**Exercise instructions**
Determine which lines of the records include the word "hint", and copy them.
___ Data under study ___
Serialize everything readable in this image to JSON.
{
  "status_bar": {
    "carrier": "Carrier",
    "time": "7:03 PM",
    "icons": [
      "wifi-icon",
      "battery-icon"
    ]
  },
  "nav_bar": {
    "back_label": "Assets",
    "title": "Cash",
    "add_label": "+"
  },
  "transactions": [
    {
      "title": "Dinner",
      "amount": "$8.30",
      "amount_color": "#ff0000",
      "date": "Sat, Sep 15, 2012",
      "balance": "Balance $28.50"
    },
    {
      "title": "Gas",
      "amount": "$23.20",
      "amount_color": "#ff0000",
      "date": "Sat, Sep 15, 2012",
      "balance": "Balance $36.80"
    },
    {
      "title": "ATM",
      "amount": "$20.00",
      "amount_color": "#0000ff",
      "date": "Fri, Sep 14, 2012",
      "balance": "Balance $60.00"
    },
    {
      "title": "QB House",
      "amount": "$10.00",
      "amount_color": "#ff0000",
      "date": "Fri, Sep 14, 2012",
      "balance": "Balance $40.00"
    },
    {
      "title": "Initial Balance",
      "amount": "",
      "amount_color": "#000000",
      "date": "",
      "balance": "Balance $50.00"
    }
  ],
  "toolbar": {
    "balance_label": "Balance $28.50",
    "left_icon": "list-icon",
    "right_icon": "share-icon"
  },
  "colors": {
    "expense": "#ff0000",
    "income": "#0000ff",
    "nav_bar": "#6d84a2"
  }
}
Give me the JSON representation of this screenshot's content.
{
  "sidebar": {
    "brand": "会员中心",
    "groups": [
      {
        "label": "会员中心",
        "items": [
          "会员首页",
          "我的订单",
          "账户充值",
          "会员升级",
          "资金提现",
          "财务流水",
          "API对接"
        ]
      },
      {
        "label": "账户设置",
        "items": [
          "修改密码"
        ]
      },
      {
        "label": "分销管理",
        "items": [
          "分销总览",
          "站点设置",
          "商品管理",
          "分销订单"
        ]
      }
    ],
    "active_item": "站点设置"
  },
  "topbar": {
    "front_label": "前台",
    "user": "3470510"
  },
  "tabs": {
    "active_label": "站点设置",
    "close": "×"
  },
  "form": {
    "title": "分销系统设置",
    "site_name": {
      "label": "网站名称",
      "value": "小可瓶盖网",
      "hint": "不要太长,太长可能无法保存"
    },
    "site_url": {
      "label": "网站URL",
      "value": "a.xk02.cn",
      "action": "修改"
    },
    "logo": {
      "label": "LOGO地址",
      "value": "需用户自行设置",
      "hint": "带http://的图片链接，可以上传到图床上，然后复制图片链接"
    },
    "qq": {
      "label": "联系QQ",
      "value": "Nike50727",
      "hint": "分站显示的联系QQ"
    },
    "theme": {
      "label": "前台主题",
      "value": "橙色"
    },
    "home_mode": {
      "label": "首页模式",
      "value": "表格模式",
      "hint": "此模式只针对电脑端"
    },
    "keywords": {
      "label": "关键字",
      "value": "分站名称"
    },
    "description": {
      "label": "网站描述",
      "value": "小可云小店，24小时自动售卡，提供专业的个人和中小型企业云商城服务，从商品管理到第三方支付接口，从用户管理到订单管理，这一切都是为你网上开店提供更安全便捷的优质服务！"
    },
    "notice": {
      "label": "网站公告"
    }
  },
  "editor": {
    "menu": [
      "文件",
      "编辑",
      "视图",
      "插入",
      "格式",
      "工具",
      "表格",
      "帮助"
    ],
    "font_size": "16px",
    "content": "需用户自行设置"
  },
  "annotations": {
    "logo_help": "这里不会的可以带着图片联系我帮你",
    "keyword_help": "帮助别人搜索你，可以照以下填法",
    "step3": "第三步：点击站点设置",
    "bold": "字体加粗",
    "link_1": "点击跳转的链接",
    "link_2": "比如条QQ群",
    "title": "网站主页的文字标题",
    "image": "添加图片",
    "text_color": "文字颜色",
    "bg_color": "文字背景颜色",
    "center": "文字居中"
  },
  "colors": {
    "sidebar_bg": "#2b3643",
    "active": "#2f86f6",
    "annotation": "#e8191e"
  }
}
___
**Task response**
      "hint": "不要太长,太长可能无法保存"
      "hint": "带http://的图片链接，可以上传到图床上，然后复制图片链接"
      "hint": "分站显示的联系QQ"
      "hint": "此模式只针对电脑端"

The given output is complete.